> _Task details_:
Your answer should hold all lines of the entries that include the word "settings".

> _Data extracts_:

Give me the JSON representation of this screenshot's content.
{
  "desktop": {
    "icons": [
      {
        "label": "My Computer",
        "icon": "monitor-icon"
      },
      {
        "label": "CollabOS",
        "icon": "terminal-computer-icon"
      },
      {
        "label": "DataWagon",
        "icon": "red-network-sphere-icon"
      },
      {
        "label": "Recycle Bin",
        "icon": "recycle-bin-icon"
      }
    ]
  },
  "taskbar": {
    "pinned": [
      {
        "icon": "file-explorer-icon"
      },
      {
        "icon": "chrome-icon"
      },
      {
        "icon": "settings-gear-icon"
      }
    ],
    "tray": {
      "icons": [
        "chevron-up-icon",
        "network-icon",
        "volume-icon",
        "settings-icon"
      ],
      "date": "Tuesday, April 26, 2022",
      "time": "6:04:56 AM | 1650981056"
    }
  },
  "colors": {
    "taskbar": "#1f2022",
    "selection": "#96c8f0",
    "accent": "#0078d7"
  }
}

> _Output_:
        "icon": "settings-gear-icon"
        "settings-icon"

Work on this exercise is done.